Monday, November 24, 2008

Video: A Prayer for Earth and All Her Beings


Penguin Toss

At the bottom of each blog entry are some "daily bird meditation" questions I invite you to reflect upon, and answer back to me or to one another in the comment section.

Go Ahead and Have Some Fun


I have loved penguins since I was a small child. They are birds and can swim, and can withstand harsh ocean environments. This combination made them irresistible and heroic to me. I was a swimmer myself who sometimes felt, like the penguins, a little round and off balance on land.

When I was in my early thirties, I lived in Alaska and California. I traveled often up and down the West Coast. One of my favorite stops was the Portland Zoo. A good friend worked there and would let me wander around with her while she fulfilled her obligations. One day she invited me into the Penguin enclosure. There the penguin caretaker introduced me to the fledgling Humboldt penguins and let me feed them their silver, slippery fish. After we fed the young penguins the caretaker picked up one of the young, somewhat fluffy birds and threw her or him into the swirling mass of penguins swimming around the rocks. The shock to me was as great as it must have been to the bird. "Why did you do that?" I asked.

"It’s because the birds need to learn to swim and need to socialize with the flock, and they won’t go into the water unless there is a physiological impulse, which we don’t have here in captivity. So we have to throw them in. Would you like to throw one?" I was appalled and shook my head no. I watched her throw a number of penguins. It didn’t seem to hurt the birds. The urge to throw one began to grow along with the awareness that I might never get another chance. So I stepped up the mound of rock upon which the remaining dubious looking youngsters huddled, choose a likely candidate, did my penguin pitchers wind up, and let her fly. With a satisfying plunk the bird entered the water, came up bobbing, and scrambled onto the rocks next to me. I smiled deeply and broadly, my glee originating in imagining someone picking me up and throwing me in so that I could swim with these mighty ocean goers. Empswim

Where do you hold yourself back from having fun? What will you do today that connects you with the world and bring a smile?

Photo Credits:

Sunday, November 16, 2008

Tears in the Field

Tears in the Field

My first call as a parish minister was to El Paso, Texas. Neither Meredith nor I had lived in the Southwest. Our first November there the two of us went on a camping loop that swung through Bosque del Apache (Apache Woods), a wildlife management area that offers winter habitat for many species, most notably waterfowl and Sandhill cranes. This stop was an obvious no-brainer for us both. I delight in watching other people discover birds and sharing with them the beauty of winged life. My spouse Meredith delights in watching me watch him watch birds.  

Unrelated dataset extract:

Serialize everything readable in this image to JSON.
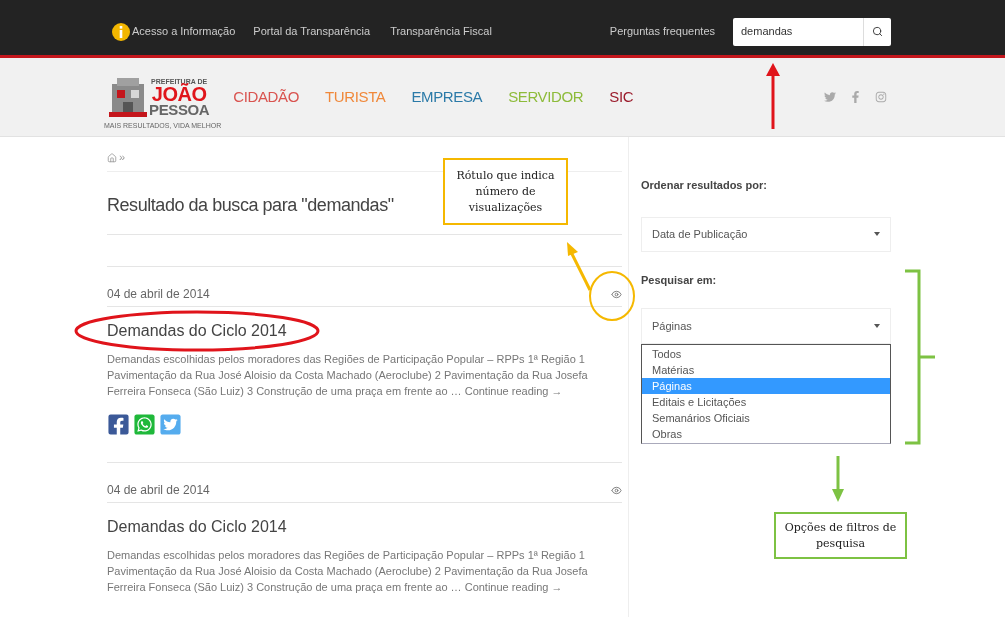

As we drove around the refuge I couldn’t believe the diversity and abundance of birds we were seeing. I was ecstatic and Meredith was being a good sport trying to understand how this place was a slice of heaven for me. On a dirt road next to a flooded field we came within 15 meters of a flock of croaking Sandhill Cranes. Not taking his eyes off the birds, Meredith also croaked: "What are those?"

"Well, those would be Sandhill Cranes." Silence followed until he whispered, "And those browner ones – are they a different species?" "No, those are their babies, on their first migration from the winter nesting areas."


More silence. I turned to Meredith. Was he bored? Distracted? He stood transfixed. Tears streamed down his face. Joy had surprised him. He broke into a weeping laugh.

Since that day, he looks for birds on his own without me and always reports back what glory he was gifted to see. And every time I see a crane – the most ancient of all bird species – I remember their power to transform and grow us into happier and more aware beings.

I now live in North Florida and soon the cranes will arrive here, echoing across the skies throughout the winter their haunting quesitons:  When have you been surprised by joy? How has your life been changed by unexpected gifts that interconnect you to all of life?   


Photo Credits:  


(Jerry Friedman at Bosque del Apache)

(close up)

Thursday, November 6, 2008

A Prayer for Earth and Her Beings




I created this as a prayer for our species so that we might learn to love our neighbors of all species as our selves. I'd be interested in hearing what these images bring up for you as you ponder these questions: What does it mean to be human? Given what we are as a species, what is ours to do in this world, with our one precious life?


Con esperanza,